If any one player scored 110 runs, drove in almost 100 and had 51 doubles and 19 homers while batting .285, he'd be hailed as a superstar. Yet that's exactly the production Baltimore has gotten from its unheralded right field platoon of Dan Ford and Jim Dwyer.

If a swift center field leadoff man had 29 doubles, 10 homers, 120 runs scored and 25 steals, he would be considered a strength, even if he hit only .265 and didn't walk enough. Those are the numbers Al Bumbry and John Shelby are headed for after 137 games, yet they must constantly hear themselves denigrated as a team weakness.

Even the established Singleton is having a better season than it seems because he's been injured or benched enough so that Benny Ayala has gotten almost 100 at bats. To find out the Orioles' true production from the designated hitter spot, you have to add Ayala's stats to Singleton's. Then you have a player with a fabulous on-base percentage as well as 25-plus homers and 100-plus RBI.

Year after year, baseball seems incapable of appreciating sufficiently that the sport should be measured in production per plate appearance. Players such as Murray, Ripken and Cooper, who are durable and versatile enough to hit both right- and left-handed pitching, will always get most of the accolades. That's fair.

But baseball is also a game that rewards the work of players such as Dwyer, Lowenstein and Joe Nolan who, in 200 to 350 properly selected at bats a season, can sometimes perform as well as all-stars.

By combining stats for each position, it is also obvious where the Orioles need to improve.

Third basemen Todd Cruz, Leo Hernandez, Aurelio Rodriguez and Glenn Gulliver figure to produce only 11 homers and drive in 64 runs this year--not terrible, but below average for a power spot. Perhaps Cruz and Gulliver will prove to be the platoon of the future at this spot.

Catchers Rick Dempsey and Nolan have been adequate at bat--they project to 30 doubles, 8 homers, 53 RBI, 58 walks and a .254 average. Past performance, however, says they could do better.

Second basemen Rich Dauer and Lenn Sakata have been the least productive tandem.

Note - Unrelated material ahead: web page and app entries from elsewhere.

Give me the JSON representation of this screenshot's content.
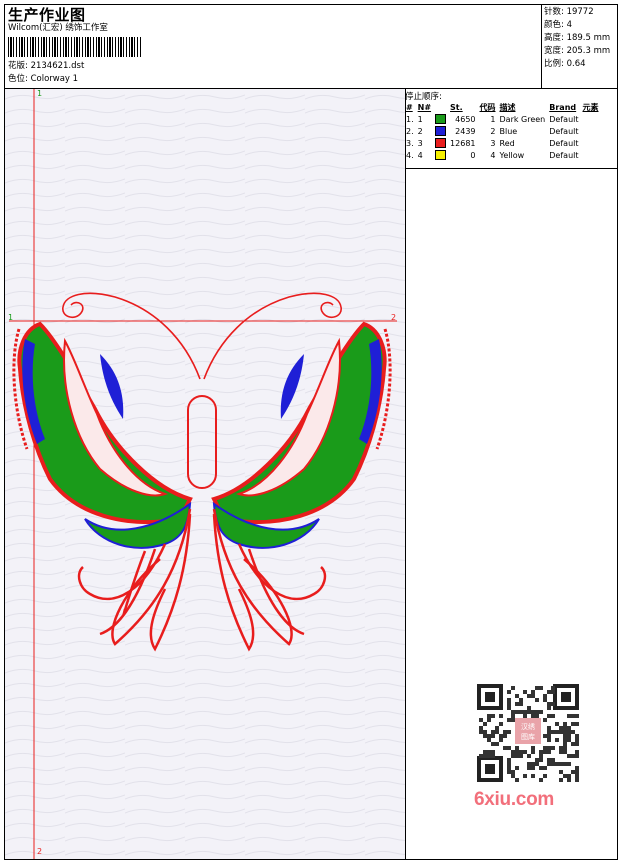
{
  "header": {
    "title": "生产作业图",
    "subtitle": "Wilcom(汇宏) 绣饰工作室",
    "design_label": "花版:",
    "design_value": "2134621.dst",
    "colorway_label": "色位:",
    "colorway_value": "Colorway 1"
  },
  "stats": {
    "stitches_label": "针数:",
    "stitches_value": "19772",
    "colors_label": "颜色:",
    "colors_value": "4",
    "height_label": "高度:",
    "height_value": "189.5 mm",
    "width_label": "宽度:",
    "width_value": "205.3 mm",
    "scale_label": "比例:",
    "scale_value": "0.64"
  },
  "stop_sequence": {
    "title": "停止顺序:",
    "headers": {
      "hash": "#",
      "n": "N#",
      "st": "St.",
      "code": "代码",
      "desc": "描述",
      "brand": "Brand",
      "elem": "元素"
    },
    "rows": [
      {
        "idx": "1.",
        "n": "1",
        "color": "#1a9b1a",
        "st": "4650",
        "code": "1",
        "desc": "Dark Green",
        "brand": "Default"
      },
      {
        "idx": "2.",
        "n": "2",
        "color": "#1f1fd6",
        "st": "2439",
        "code": "2",
        "desc": "Blue",
        "brand": "Default"
      },
      {
        "idx": "3.",
        "n": "3",
        "color": "#e81d1d",
        "st": "12681",
        "code": "3",
        "desc": "Red",
        "brand": "Default"
      },
      {
        "idx": "4.",
        "n": "4",
        "color": "#f5f000",
        "st": "0",
        "code": "4",
        "desc": "Yellow",
        "brand": "Default"
      }
    ]
  },
  "canvas": {
    "marker_top": "1",
    "marker_left": "1",
    "marker_right": "2",
    "marker_bottom": "2"
  },
  "watermark": {
    "logo_text": "6xiu.com",
    "seal_text": "汉绣图库"
  },
  "colors": {
    "red": "#e81d1d",
    "green": "#1a9b1a",
    "blue": "#1f1fd6",
    "yellow": "#f5f000",
    "canvas_bg": "#f3f2f8"
  }
}
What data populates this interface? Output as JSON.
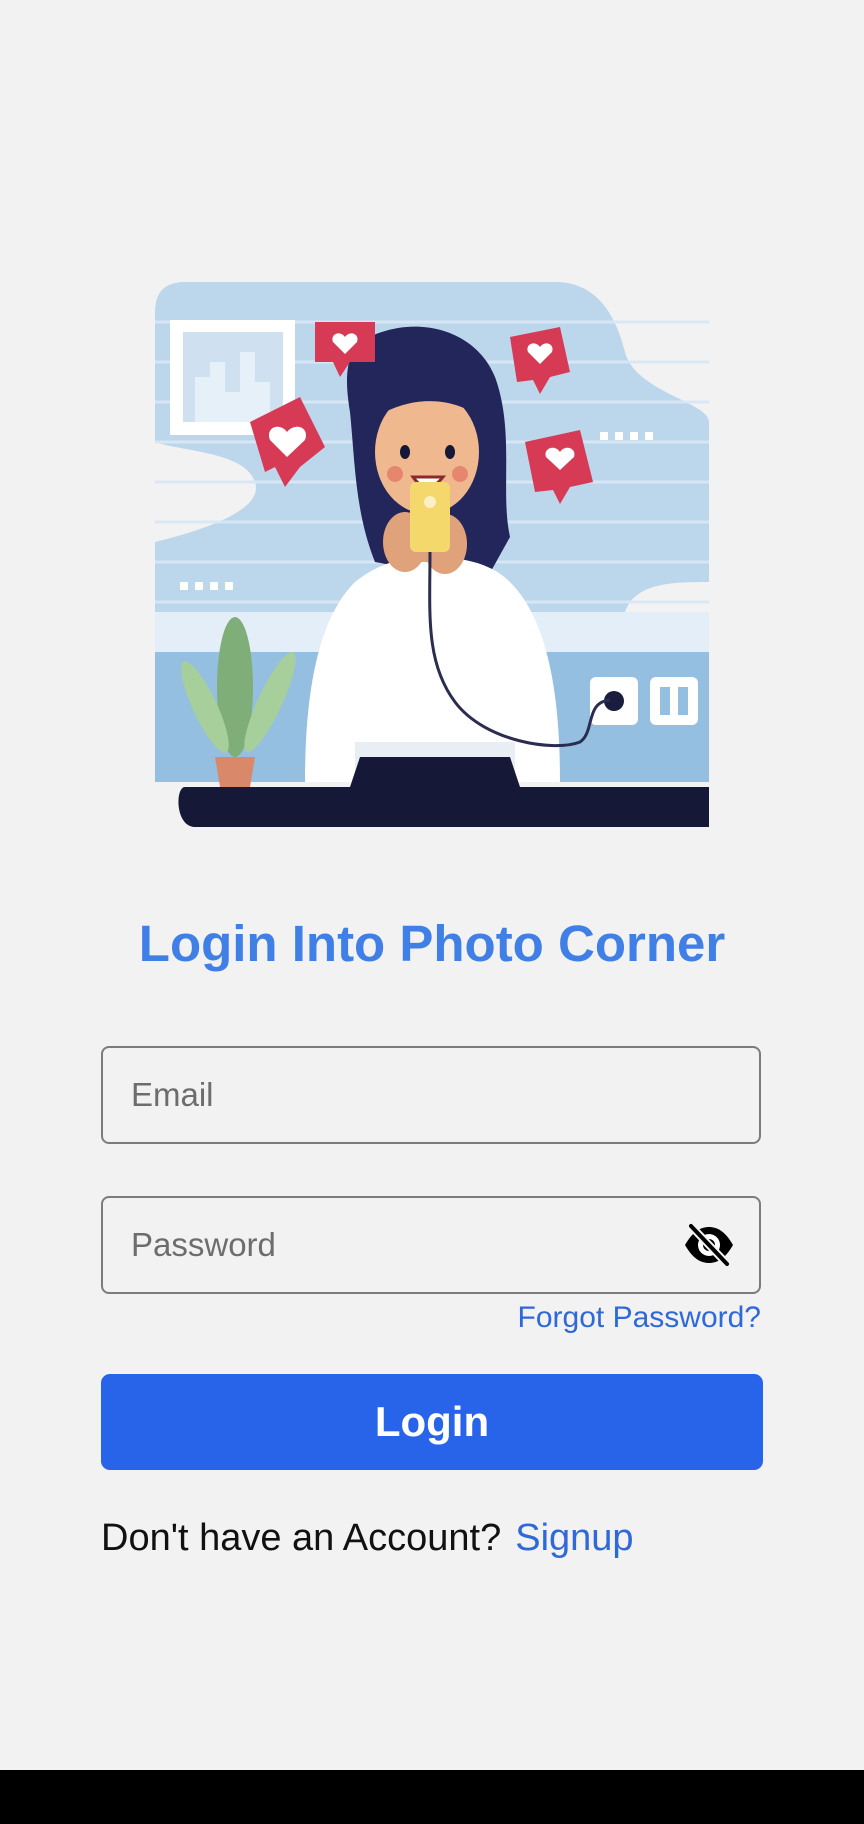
{
  "login": {
    "title": "Login Into Photo Corner",
    "email": {
      "placeholder": "Email",
      "value": ""
    },
    "password": {
      "placeholder": "Password",
      "value": "",
      "visibility_icon": "eye-off-icon"
    },
    "forgot_password_label": "Forgot Password?",
    "login_button_label": "Login",
    "signup_prompt": "Don't have an Account?",
    "signup_link_label": "Signup"
  },
  "colors": {
    "background": "#f2f2f3",
    "title": "#3f7fe6",
    "link": "#2f68d8",
    "button": "#2764ea",
    "button_text": "#ffffff",
    "field_border": "#7c7c7c",
    "nav_bar": "#000000"
  },
  "illustration": {
    "subject": "woman-taking-selfie-with-heart-reactions"
  }
}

They project to a .231 average, 58 RBI and 60 walks.

Considering the abundant number of runners on base that the Orioles' 7-8-9 batters have seen when they came up, they probably don't have enough RBI.

In deriving the stats in this story, every player on the Orioles has been put at his basic position, even though many players have been used at various spots.

For instance, consider Shelby and Bumbry as the center fielder, even though Bumbry's played left and Roenicke has played center. Consider Ford, Dwyer and Mike Young as the right fielder, even though Dwyer has played first and Young left. And so forth. Let's not pick nits, like Sakata having hit a homer as a catcher. The gist remains the same.

To understand how Baltimore can have the best runs-per-game average (.496) in baseball, not to mention the best won-lost record, we must look its platoon power in the eye. Perhaps the Orioles are not some mysterious collection who, as we so often say, "are more than the sum of their parts."

Perhaps it would be nearer the truth to say the Orioles' parts are just better than we've suspected.